In 2012, Canada, had 172 gun homicides. The U.S., with 314 million people, had 6,371, four times as many per-capita. There are mass killings in Canada, including two mass stabbings this year by mentally ill persons, but far fewer than in the US. A big reason why is that Canada provides mental health care, and drugs and financial support, for all its residents, and enforces proper gun controls to protect the public.
Canada catches mentally ill people in its health care net, because it has one. Rodger would almost surely have been turned down for a gun license in Canada, given his history, and if he had posted threats online, he would likely have been taken to a hospital by police and kept there for diagnosis. There is the key misunderstanding between gun-control advocates and the wide swath of voters they need on their side: Americans are OK with guns. They don’t like violence. They don’t like guns in the hands of mad men and criminals, or shoved in their faces in restaurants and shopping centers, but they’re alright and comfortable with guns.
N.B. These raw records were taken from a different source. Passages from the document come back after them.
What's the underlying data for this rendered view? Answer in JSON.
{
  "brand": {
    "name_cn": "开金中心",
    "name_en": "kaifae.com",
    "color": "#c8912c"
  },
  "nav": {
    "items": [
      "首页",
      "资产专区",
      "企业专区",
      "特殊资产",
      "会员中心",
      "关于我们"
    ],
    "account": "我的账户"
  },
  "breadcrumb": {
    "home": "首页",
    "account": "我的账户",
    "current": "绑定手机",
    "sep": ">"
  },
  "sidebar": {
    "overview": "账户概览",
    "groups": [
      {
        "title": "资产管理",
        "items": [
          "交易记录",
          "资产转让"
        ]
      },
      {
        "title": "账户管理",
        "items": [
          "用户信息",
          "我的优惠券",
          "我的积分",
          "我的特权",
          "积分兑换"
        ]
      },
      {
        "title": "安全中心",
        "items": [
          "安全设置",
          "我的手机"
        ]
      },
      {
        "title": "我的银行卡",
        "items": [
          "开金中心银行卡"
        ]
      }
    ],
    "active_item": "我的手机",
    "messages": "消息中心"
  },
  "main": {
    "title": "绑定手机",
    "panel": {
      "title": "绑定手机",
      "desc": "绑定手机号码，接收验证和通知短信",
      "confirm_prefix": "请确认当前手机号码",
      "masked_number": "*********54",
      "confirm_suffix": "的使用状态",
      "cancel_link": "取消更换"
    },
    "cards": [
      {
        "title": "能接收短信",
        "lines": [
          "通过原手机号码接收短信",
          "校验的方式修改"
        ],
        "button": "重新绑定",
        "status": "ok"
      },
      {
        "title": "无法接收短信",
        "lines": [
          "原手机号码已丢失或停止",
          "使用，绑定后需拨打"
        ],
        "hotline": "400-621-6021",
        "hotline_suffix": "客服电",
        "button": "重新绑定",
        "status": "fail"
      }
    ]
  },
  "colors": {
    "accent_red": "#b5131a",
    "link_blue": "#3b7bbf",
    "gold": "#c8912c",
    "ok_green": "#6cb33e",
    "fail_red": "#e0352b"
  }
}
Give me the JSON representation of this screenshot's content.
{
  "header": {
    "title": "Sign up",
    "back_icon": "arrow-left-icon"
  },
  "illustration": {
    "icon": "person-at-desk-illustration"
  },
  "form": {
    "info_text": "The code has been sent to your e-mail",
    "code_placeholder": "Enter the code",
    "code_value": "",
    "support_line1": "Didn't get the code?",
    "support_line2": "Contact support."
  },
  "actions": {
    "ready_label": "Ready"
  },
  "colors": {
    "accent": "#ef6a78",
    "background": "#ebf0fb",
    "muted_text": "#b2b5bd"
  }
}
Too many Americans have no access and cannot afford help or medications, a hole budget cuts have widened. Canada also has a larger share of psychiatrists than America, and the number is rising in the Great White North even as it’s declining south of the border. What’s annoying is the Second Amendment nonsense spouted by the NRA and its allies. As my social studies teacher once explained about liberty and its responsibilities, freedom is the right to swing your arm but not to hit anybody else with it. There has been a push lately among state legislatures for laws that allow police to confiscate the weapons of those deemed a danger to themselves or others. Connecticut recently adopted such a statute, and there are similar considerations in California and New Jersey. It’s exactly the kind of measure that finds purchase in the wake of specific tragedies but will do little to prevent the kinds of spontaneous crimes and impulsive suicides that make up the vast majority of gun deaths.
This applies to everything in life except, in the United States, guns. The right to bear arms by militias, established in the 18th century, has been stretched and corrupted by litigators and inept judges to effectively allow anyone anywhere in the US to use semiautomatic weaponry at will. Americans are not so much more violent than Canadians. They are just far more likely to use guns, which account for nearly three-fifths of all murders in the US, compared to just one-third north of the border, and thus far more likely to see violent incidents end with fatal results.
Americans, like Canadians, realize that guns, like cars or prescription drugs, should be carefully regulated and licensed. No one should shoot a gun, or drive a car, without proving to the public he or she can safely and responsibly do so. Perhaps Americans need Homeland Security to protect them from craven commercial interests, incompetent politicians and government officials as well as terrorists.